There’s an opportunity now in California, however. The 6th largest economy on earth and 1/6 of the US economy. Dems have supermajorities in both chambers and have the governorship. We’ve twice passed single-payer and Brown has indicated he’d support it if the finances work out. If there is going to be a widespread national privatization effort, CA now has renewed incentive to make it go. Yes, its hella complicated as Richard has noted, but CA also has the most actively managed exchange in the country, one of the most competitive health care marketplaces in the country, and some of the best health policy folks around Kaiser Family Foundation.

The big problem with both of these cases is that state healthcare policy will interact with federal healthcare policy. That means some type of waiver will be needed. That could be a major blockage.

However, the core point is very strong and very valid. Blue states if they want to take care of their own citizens while allowing the Red States to race to the bottom can do so. If there are massive high income tax cuts, there will be fiscal space from high income Blue state taxpayers to fund local social insurance programs. California has the size and the expertise to make a go at something that could work. My bet is that they would go multi-payer in a tightly regulated market and build from the fairly successful Covered California exchanges with higher subsidies and tweaked eligibility but that is a guess purely informed by speculation before my first cup of coffee.

The next big challenge is getting traditional Blue States with super majorities in the Legislature back to Trifectas by retaking governorships so experimentation can move forward with motivated stakeholders. But that is a discussion for a different day.



Time to call Congress

Okay, now that Tom Price will be Secretary of Health and Human Services, we know that the medical and social insurance system that we have had in place since 1964 and expanded dramatically in 1999 and 2010 is under severe threat. Elimination can be mostly done through reconciliation but modification needs to go through regular order. That means there is some leverage. Three GOP Senate defectors need to be pressured and pressured hard.

So let’s get calling. There are two objectives to these calls. The first is to make sure that there are no Democratic cross-over votes in the Senate. The second is to make the vulnerable Republicans who rely on an increasingly old base to get re-elected know that they can’t kill Medicare, Medicaid, CHIP or the ACA quietly.

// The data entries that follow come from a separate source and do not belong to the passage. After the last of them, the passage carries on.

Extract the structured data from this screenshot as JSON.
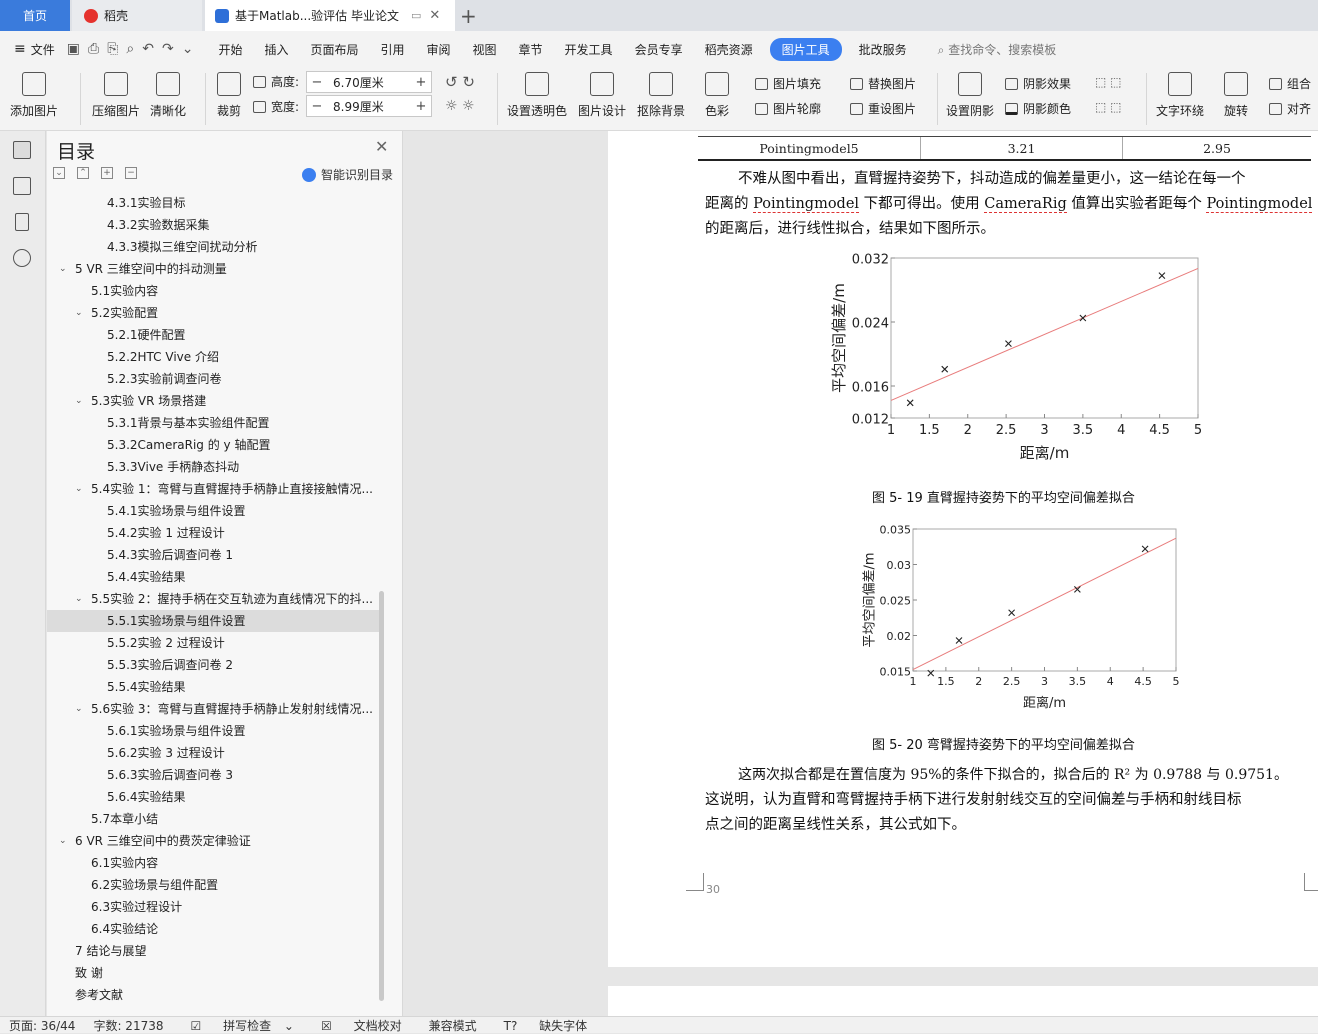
{
  "tabs": {
    "home": "首页",
    "docer": "稻壳",
    "doc": "基于Matlab...验评估 毕业论文"
  },
  "menu": {
    "file": "文件",
    "items": [
      "开始",
      "插入",
      "页面布局",
      "引用",
      "审阅",
      "视图",
      "章节",
      "开发工具",
      "会员专享",
      "稻壳资源"
    ],
    "picture_tools": "图片工具",
    "review_service": "批改服务",
    "search": "查找命令、搜索模板"
  },
  "ribbon": {
    "add_picture": "添加图片",
    "compress": "压缩图片",
    "sharpen": "清晰化",
    "crop": "裁剪",
    "height_label": "高度:",
    "height_value": "6.70厘米",
    "width_label": "宽度:",
    "width_value": "8.99厘米",
    "set_transparent": "设置透明色",
    "picture_design": "图片设计",
    "remove_bg": "抠除背景",
    "color": "色彩",
    "picture_fill": "图片填充",
    "picture_outline": "图片轮廓",
    "replace_picture": "替换图片",
    "reset_picture": "重设图片",
    "set_shadow": "设置阴影",
    "shadow_effect": "阴影效果",
    "shadow_color": "阴影颜色",
    "text_wrap": "文字环绕",
    "rotate": "旋转",
    "group": "组合",
    "align": "对齐"
  },
  "toc": {
    "title": "目录",
    "smart": "智能识别目录",
    "items": [
      {
        "text": "4.3.1实验目标",
        "level": 3
      },
      {
        "text": "4.3.2实验数据采集",
        "level": 3
      },
      {
        "text": "4.3.3模拟三维空间扰动分析",
        "level": 3
      },
      {
        "text": "5    VR 三维空间中的抖动测量",
        "level": 1,
        "arrow": true
      },
      {
        "text": "5.1实验内容",
        "level": 2
      },
      {
        "text": "5.2实验配置",
        "level": 2,
        "arrow": true
      },
      {
        "text": "5.2.1硬件配置",
        "level": 3
      },
      {
        "text": "5.2.2HTC Vive 介绍",
        "level": 3
      },
      {
        "text": "5.2.3实验前调查问卷",
        "level": 3
      },
      {
        "text": "5.3实验 VR 场景搭建",
        "level": 2,
        "arrow": true
      },
      {
        "text": "5.3.1背景与基本实验组件配置",
        "level": 3
      },
      {
        "text": "5.3.2CameraRig 的 y 轴配置",
        "level": 3
      },
      {
        "text": "5.3.3Vive 手柄静态抖动",
        "level": 3
      },
      {
        "text": "5.4实验 1：弯臂与直臂握持手柄静止直接接触情况...",
        "level": 2,
        "arrow": true
      },
      {
        "text": "5.4.1实验场景与组件设置",
        "level": 3
      },
      {
        "text": "5.4.2实验 1 过程设计",
        "level": 3
      },
      {
        "text": "5.4.3实验后调查问卷 1",
        "level": 3
      },
      {
        "text": "5.4.4实验结果",
        "level": 3
      },
      {
        "text": "5.5实验 2：握持手柄在交互轨迹为直线情况下的抖...",
        "level": 2,
        "arrow": true
      },
      {
        "text": "5.5.1实验场景与组件设置",
        "level": 3,
        "selected": true
      },
      {
        "text": "5.5.2实验 2 过程设计",
        "level": 3
      },
      {
        "text": "5.5.3实验后调查问卷 2",
        "level": 3
      },
      {
        "text": "5.5.4实验结果",
        "level": 3
      },
      {
        "text": "5.6实验 3：弯臂与直臂握持手柄静止发射射线情况...",
        "level": 2,
        "arrow": true
      },
      {
        "text": "5.6.1实验场景与组件设置",
        "level": 3
      },
      {
        "text": "5.6.2实验 3 过程设计",
        "level": 3
      },
      {
        "text": "5.6.3实验后调查问卷 3",
        "level": 3
      },
      {
        "text": "5.6.4实验结果",
        "level": 3
      },
      {
        "text": "5.7本章小结",
        "level": 2
      },
      {
        "text": "6    VR 三维空间中的费茨定律验证",
        "level": 1,
        "arrow": true
      },
      {
        "text": "6.1实验内容",
        "level": 2
      },
      {
        "text": "6.2实验场景与组件配置",
        "level": 2
      },
      {
        "text": "6.3实验过程设计",
        "level": 2
      },
      {
        "text": "6.4实验结论",
        "level": 2
      },
      {
        "text": "7    结论与展望",
        "level": 1
      },
      {
        "text": "致    谢",
        "level": 1
      },
      {
        "text": "参考文献",
        "level": 1
      }
    ]
  },
  "document": {
    "table_last_row": {
      "model": "Pointingmodel5",
      "v1": "3.21",
      "v2": "2.95"
    },
    "para1_a": "不难从图中看出，直臂握持姿势下，抖动造成的偏差量更小，这一结论在每一个",
    "para1_b1": "距离的 ",
    "para1_b_link1": "Pointingmodel",
    "para1_b2": " 下都可得出。使用 ",
    "para1_b_link2": "CameraRig",
    "para1_b3": " 值算出实验者距每个 ",
    "para1_b_link3": "Pointingmodel",
    "para1_c": "的距离后，进行线性拟合，结果如下图所示。",
    "caption1": "图 5- 19   直臂握持姿势下的平均空间偏差拟合",
    "caption2": "图 5- 20   弯臂握持姿势下的平均空间偏差拟合",
    "para2_a": "这两次拟合都是在置信度为 95%的条件下拟合的，拟合后的 R² 为 0.9788 与 0.9751。",
    "para2_b": "这说明，认为直臂和弯臂握持手柄下进行发射射线交互的空间偏差与手柄和射线目标",
    "para2_c": "点之间的距离呈线性关系，其公式如下。",
    "page_number": "30"
  },
  "chart_data": [
    {
      "type": "scatter",
      "title": "",
      "xlabel": "距离/m",
      "ylabel": "平均空间偏差/m",
      "xlim": [
        1,
        5
      ],
      "ylim": [
        0.012,
        0.032
      ],
      "xticks": [
        "1",
        "1.5",
        "2",
        "2.5",
        "3",
        "3.5",
        "4",
        "4.5",
        "5"
      ],
      "yticks": [
        "0.012",
        "0.016",
        "0.024",
        "0.032"
      ],
      "ytick_values": [
        0.012,
        0.016,
        0.024,
        0.032
      ],
      "marker": "x",
      "points": [
        [
          1.25,
          0.0139
        ],
        [
          1.7,
          0.0181
        ],
        [
          2.53,
          0.0213
        ],
        [
          3.5,
          0.0245
        ],
        [
          4.53,
          0.0298
        ]
      ],
      "fit_line": [
        [
          1,
          0.0142
        ],
        [
          5,
          0.0307
        ]
      ],
      "fit_color": "#e87c7c"
    },
    {
      "type": "scatter",
      "title": "",
      "xlabel": "距离/m",
      "ylabel": "平均空间偏差/m",
      "xlim": [
        1,
        5
      ],
      "ylim": [
        0.015,
        0.035
      ],
      "xticks": [
        "1",
        "1.5",
        "2",
        "2.5",
        "3",
        "3.5",
        "4",
        "4.5",
        "5"
      ],
      "yticks": [
        "0.015",
        "0.02",
        "0.025",
        "0.03",
        "0.035"
      ],
      "ytick_values": [
        0.015,
        0.02,
        0.025,
        0.03,
        0.035
      ],
      "marker": "x",
      "points": [
        [
          1.27,
          0.0147
        ],
        [
          1.7,
          0.0193
        ],
        [
          2.5,
          0.0232
        ],
        [
          3.5,
          0.0265
        ],
        [
          4.53,
          0.0322
        ]
      ],
      "fit_line": [
        [
          1,
          0.0152
        ],
        [
          5,
          0.0337
        ]
      ],
      "fit_color": "#e87c7c"
    }
  ],
  "status": {
    "page": "页面: 36/44",
    "words": "字数: 21738",
    "spell": "拼写检查",
    "proof": "文档校对",
    "compat": "兼容模式",
    "missing_font": "缺失字体"
  },
  "colors": {
    "accent": "#3b7ff0",
    "home_tab": "#3a7bdc"
  }
}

Democrats who need a call to remind them that their base has their back:
Claire McCaskill (D-MO)
John Tester (D-MT)
Heidi_Heitkamp (D-ND)
Sherrod Brown (D-OH)
Joe Manchin (D-WV)
Bob Casey (D-PA)
Bill Nelson (D-FL)
Joe Donnelly (D-IN)
Debbie Stabenow (D-MI)

All of these Senators represent states that voted for Trump. Let’s get them some support and pushback.

The pressure list is much shorter
Dean Heller (R-NV)
Jeff Flake (R-AZ)

These Senators are up for re-election in 2018. Heller is actually vulnerable, Flake is a stretch goal.

The next round of Republican calls are to either the old line establishment (Bob Corker, Orrin Hatch) or to Senators who represent a lot of retirees (Shelly Moore Capito, Marco Rubio, both Georgia Senators, both North Carolina Senators)

So get calling.

UPDATE 1: Tell Joe Donelly thank you:



Distributional Impacts of Price Plan (Reprise)

Now that we know Rep. Tom Price (R-GA) will be the next Secretary of Health and Human Services, it would be a good idea to look at the mechanics of his Obamacare Repeal and Replace bill. We did this in 2015 for HR2300 and I am reprinting the post on distributional impacts below. The mechanics of the plan are described in this post:

TLDR: The plan is good if you are healthy and wealthy as there are a ton of tax breaks and tax shelter expansions through HSA expansions. If you are chronically ill or poor, you are significantly worse off. And now for the moldy oldie:
Read more